- Xunzi, c300BC, Chapters 1-2, 23. Translated by Eric L. Hutton, 2014. Xunzi: The Complete Text, Princeton University Press, Princeton, pp. 1–15, 248-257. [PDF]
Meeting 17: Situationism (Monday 29 March)
- Doris, John M. 1998. “Persons, Situations, and Virtue Ethics”, in Noûs, Vol. 32, No. 4, December, pp. 504–530. [PDF]
Meeting 18: Xunzi and Situationism (Wednesday 31 March)
- Mower, Deborah S. 2013. “Situationism and Confucian Virtue Ethics”, in Ethical Theory and Moral Practice, Vol. 16, No. 1, February, pp. 113–137. [PDF]

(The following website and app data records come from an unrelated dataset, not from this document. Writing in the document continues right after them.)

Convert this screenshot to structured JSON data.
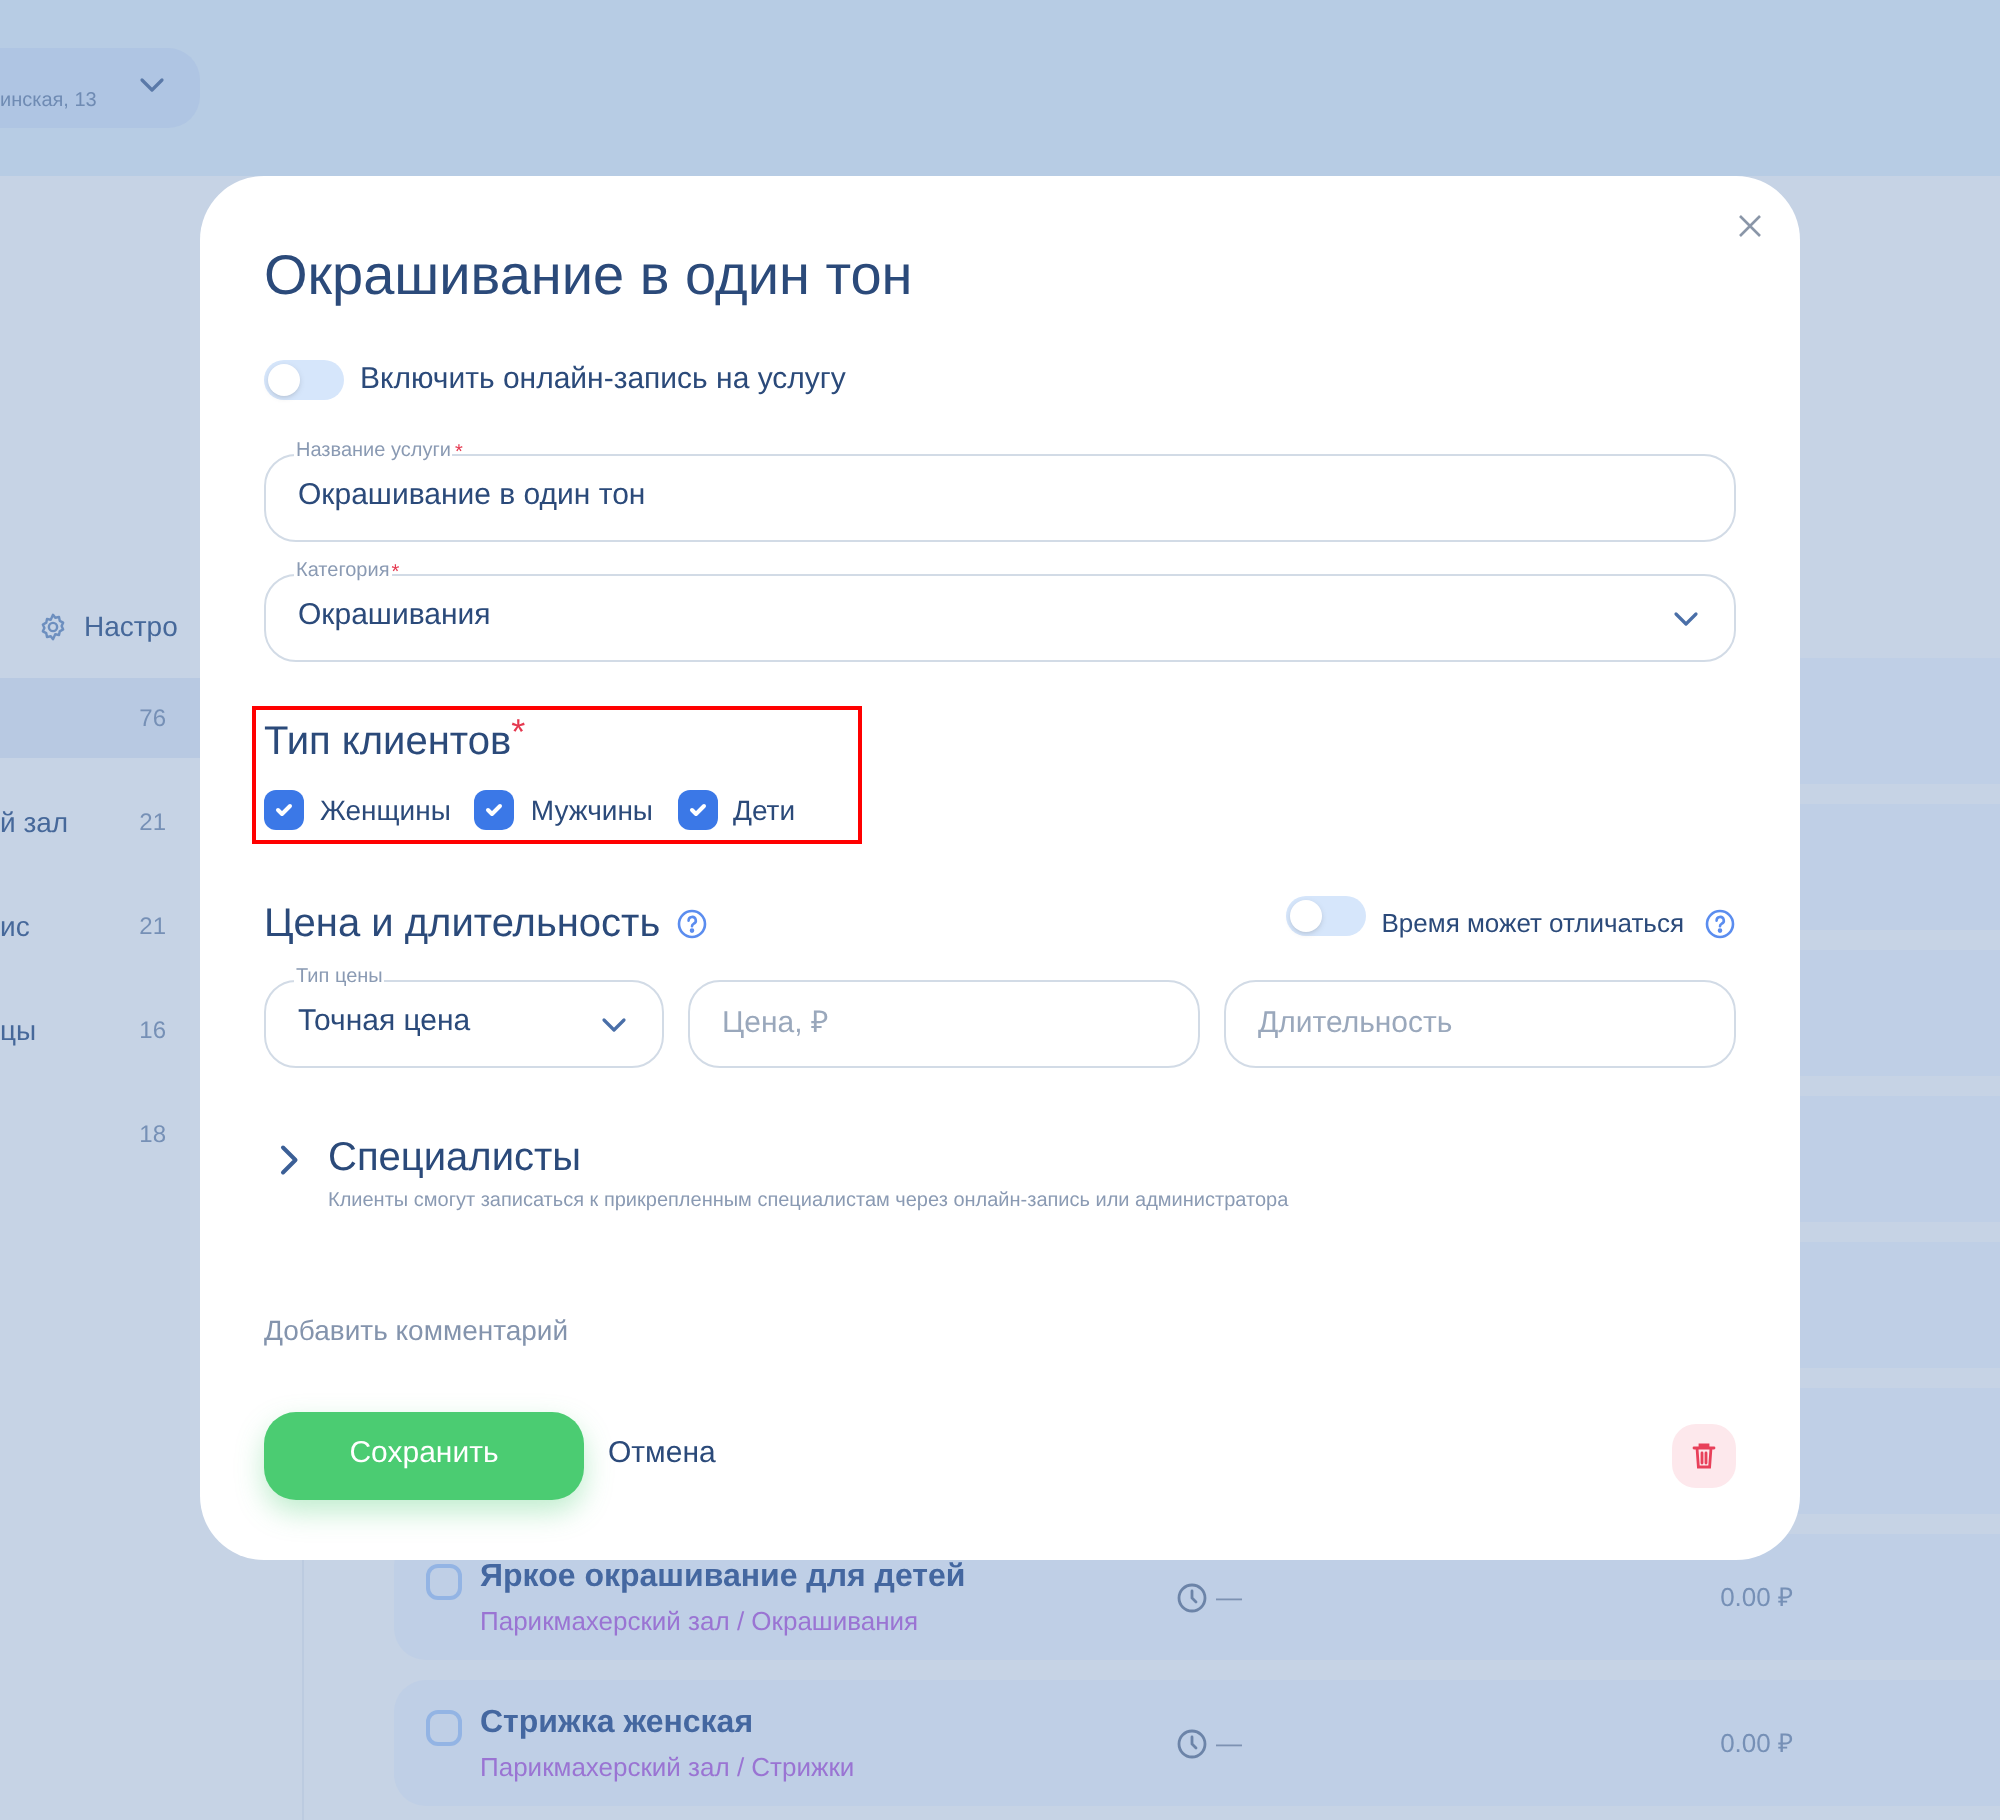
{
  "header": {
    "location": "инская, 13"
  },
  "sidebar": {
    "settings_label": "Настро",
    "items": [
      {
        "count": "76",
        "selected": true
      },
      {
        "label": "й зал",
        "count": "21",
        "selected": false
      },
      {
        "label": "ис",
        "count": "21",
        "selected": false
      },
      {
        "label": "цы",
        "count": "16",
        "selected": false
      },
      {
        "count": "18",
        "selected": false
      }
    ]
  },
  "services": [
    {
      "title": "Яркое окрашивание для детей",
      "path": "Парикмахерский зал / Окрашивания",
      "duration": "—",
      "price": "0.00 ₽",
      "checked": false
    },
    {
      "title": "Стрижка женская",
      "path": "Парикмахерский зал / Стрижки",
      "duration": "—",
      "price": "0.00 ₽",
      "checked": false
    }
  ],
  "dialog": {
    "title": "Окрашивание в один тон",
    "online_booking": {
      "label": "Включить онлайн-запись на услугу",
      "on": false
    },
    "name_field": {
      "label": "Название услуги",
      "required_mark": "*",
      "value": "Окрашивание в один тон"
    },
    "category_field": {
      "label": "Категория",
      "required_mark": "*",
      "value": "Окрашивания"
    },
    "client_types": {
      "title": "Тип клиентов",
      "required_mark": "*",
      "highlighted": true,
      "options": [
        {
          "label": "Женщины",
          "checked": true
        },
        {
          "label": "Мужчины",
          "checked": true
        },
        {
          "label": "Дети",
          "checked": true
        }
      ]
    },
    "price_section": {
      "title": "Цена и длительность",
      "time_varies": {
        "label": "Время может отличаться",
        "on": false
      },
      "price_type": {
        "label": "Тип цены",
        "value": "Точная цена"
      },
      "price": {
        "placeholder": "Цена, ₽"
      },
      "duration": {
        "placeholder": "Длительность"
      }
    },
    "specialists": {
      "title": "Специалисты",
      "expanded": false,
      "hint": "Клиенты смогут записаться к прикрепленным специалистам через онлайн-запись или администратора"
    },
    "comment_link": "Добавить комментарий",
    "save_button": "Сохранить",
    "cancel_button": "Отмена"
  }
}
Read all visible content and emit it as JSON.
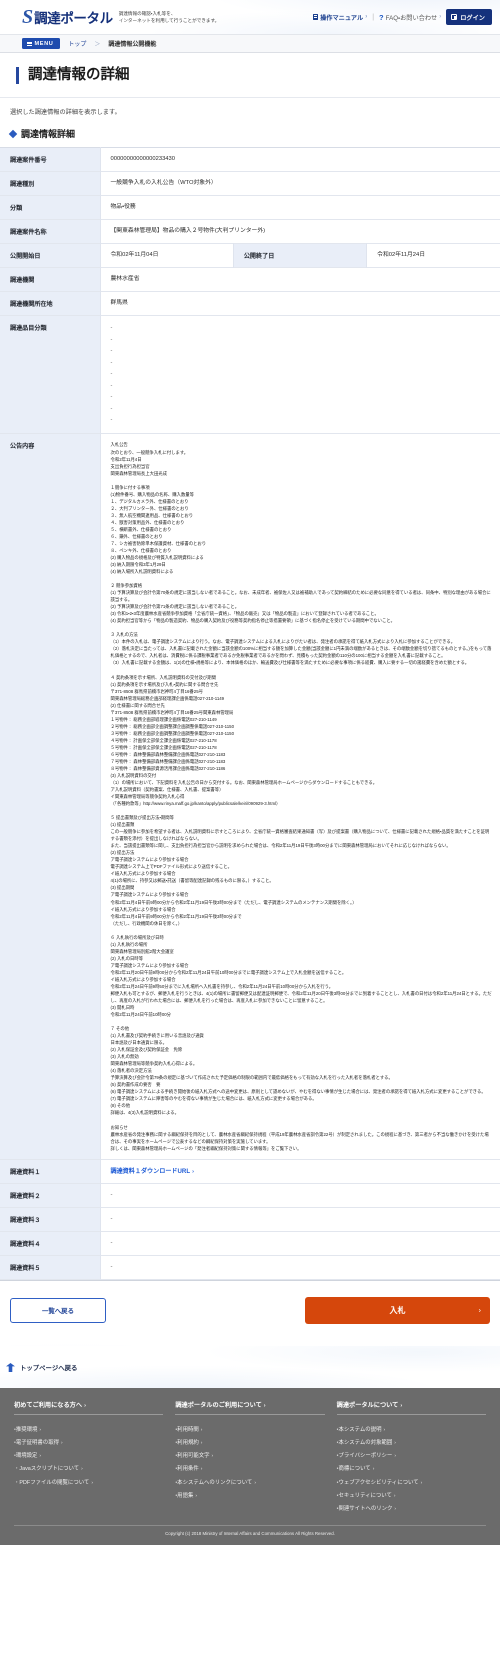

Qingming: 5–7 April
Section IV: Property
Meeting 19: Locke (Monday 12 April)
Locke, John.  2003. Two Treatises of Government and A Letter Concerning Toleration, Yale University Press, New Haven, Chapter V, “Of Property“, pp. 111–121. [PDF]
Meeting 20: Locke and Capitalism I (Wednesday 14 April)
Macpherson, C. B. 1951. “Locke on Capitalist Appropriation”, in The Western Political Quarterly, Vol. 4, No. 4, December, pp. 550–566. [PDF]
Meeting 21: Locke and Capitalism II (Monday 19 April)
Ryan, Alan. 1965. “Locke and the Dictatorship of the Bourgeoisie”, in Political Studies, Vol. 13, No. 2, June, pp. 219–230. [PDF]
Meeting 22: Locke and Colonialism (Wednesday 21 April)
Arneil, Barbara. 1996. “The Wild Indian’s Venison: Locke’s Theory of Property and English Colonialism in America”, in Political Studies, Vol. 44, No. 1, March, pp. 60–74. [PDF]
Section V: Existentialism
Meeting 23: Camus I (Sunday 25 April)
Camus, Albert.  1975. The Myth of Sisyphus, Penguin, Harmondsworth, pp. 10-32. [PDF]
Meeting 24: Camus II (Monday 26 April)
Camus, Albert.  1975. The Myth of Sisyphus, Penguin, Harmondsworth, pp. 32-63; 107-111. [PDF]
Meeting 25: Beckett (Wednesday 28 April)
Samuel Beckett, Waiting for Godot, c1949. Text from Waiting for Godot: A Tragicomedy in Two Acts, Grove, New York, 1954. Film directed by Michael Lindsay-Hogg from Beckett on Film, Clarence Pictures, London, 2001. Act I [PDF] [AVI], Act II [PDF] [AVI].
China Labor Day: 3 May
Meeting 26: Sartre I (Wednesday 5 May)
Jean Paul Sartre, No Exit, c1944. Text from Sartre, Jean-Paul. 1989. No Exit and Three Other Plays, Vintage, New York, pp. 3–46. Film adapted and directed by Philip Saville, BBC, 1964. [PDF] [YouTube]
Meeting 27: Sartre II (Monday 10 May)
Jean Paul Sartre, Existentialism Is a Humanism, 1946. From Sartre, Jean-Paul. 2007. Existentialism Is a Humanism, Yale University Press, New Haven. pp. 17–54. [PDF]
Meeting 28: Money and Love (Wednesday 12 May)
Smith, Justin E. H. 2016. “Money and Love”, in The Philosopher: A History In Six Types, Princeton University Press, Princeton, pp. 223–236. [PDF]
Updated: 25 April 2021